A little sad to see Pegasus Mail go. Although I guess I am as responsible as the next man as I have not used the email client in quite a few years. I guess Pmail was the first email application I really used on a regular basis in the early 1990s. I flirted briefly with Eudora, and have tried one or two others. But for the most part I have been reasonably content with various versions of Outlook since 98. Outlook does most of what I need it to do, and it synchronises well with my various mobile devices.
I appear to have satisfied my thirst for trivia, and become a regular at a weekly pub quiz hear in Worcester. These are not particularly competitive events, more about socialising and drinking as much as answering actual questions. I used to enjoy a good pub quiz up in Preston and I am glad to have found one in Worcester. In early December dolphin were joined by some of our colleagues from the US and Sweden. It would have been rude not to drag them along to a the great British pub quiz which is something of an institution! We were slightly mortified with our final score of 21 out of 40 until we learned that the winning score was 23 out of 40. I guess the questions were pretty tough that night.
But then just yesterday evening, our much depleted team managed the same score 21 out of 40. So did we really need the extra team members? Or was last night’s winning team with a victorious 32 out of 40 especially switched on? There is really no science to it at all. And it just serves to highlight how farcical quizzes and tests really are at measuring anything. That’s not to even mention the social and cultural bias of the examiner.
Anyway, more importantly we had a decent enough evening.
That’s the spicy stuff with Indian subcontinent influences, not the VJ and Podcaster Adam.
A couple of weeks before Christmas I ticked off another Worcester curry house. Ashley’s on the Tything is in my opinion just the tiniest bit soulless. It was all hard floors and European ambient music. I have nothing against a curry house trying to be modern. It doesn’t have to be flop wall paper, thick table cloths and carpets to have character. Staff with a bit more personality wouldn’t go a miss, and even if the music is modern, what’s wrong with a touch of bhangra?
I can think of 3 excellent modern curry houses I’ve been to: Shere Khan Manchester, Akbar Leeds and Shimla Pinks in Birmingham who all deliver the authentic modern curry house experience.
Ashley’s seems to fall between two stools, it seems like a curry house trying to be modern, but I was left wondering what it had been like before the refurb.

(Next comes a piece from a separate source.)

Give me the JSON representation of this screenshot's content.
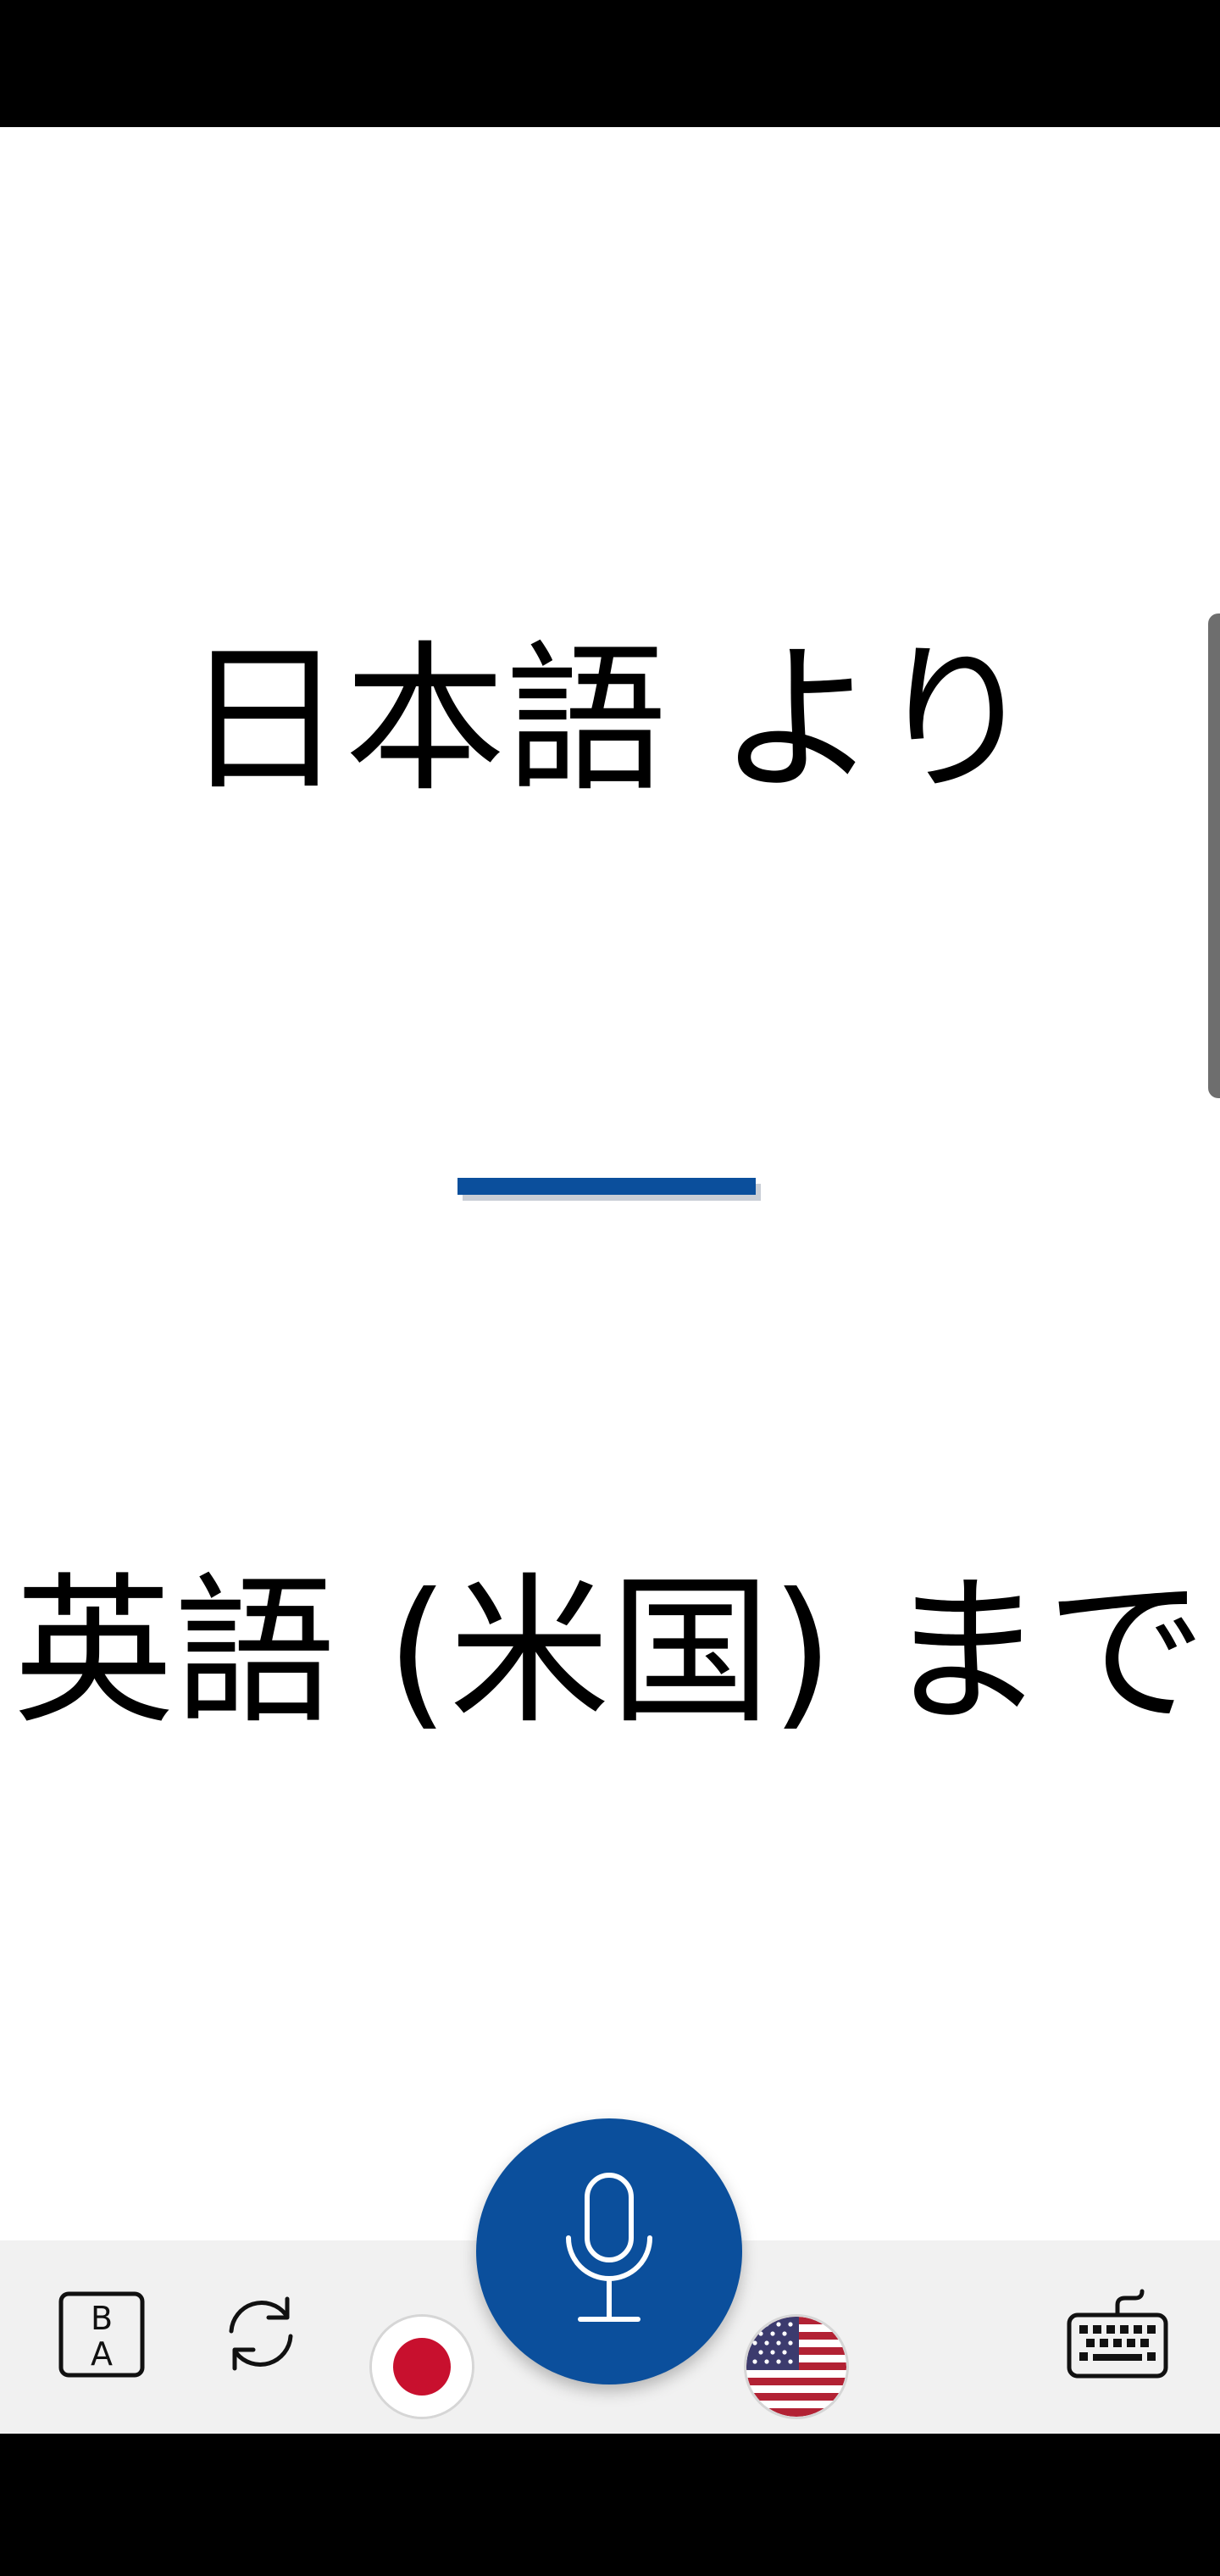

Anyway, a solid enough 6 out of 10 for me for not screwing anything up, oh and the excellent soft fluffy narn bread. But I don’t want to be organised enough for B.Y.O. I wonder how well Ashley’s would be doing were it not for Threshers with their healthy supply of Indian lager just across the street? And charging for poppadoms? What’s that all about? Last time that happened to me I was in Australia of all places.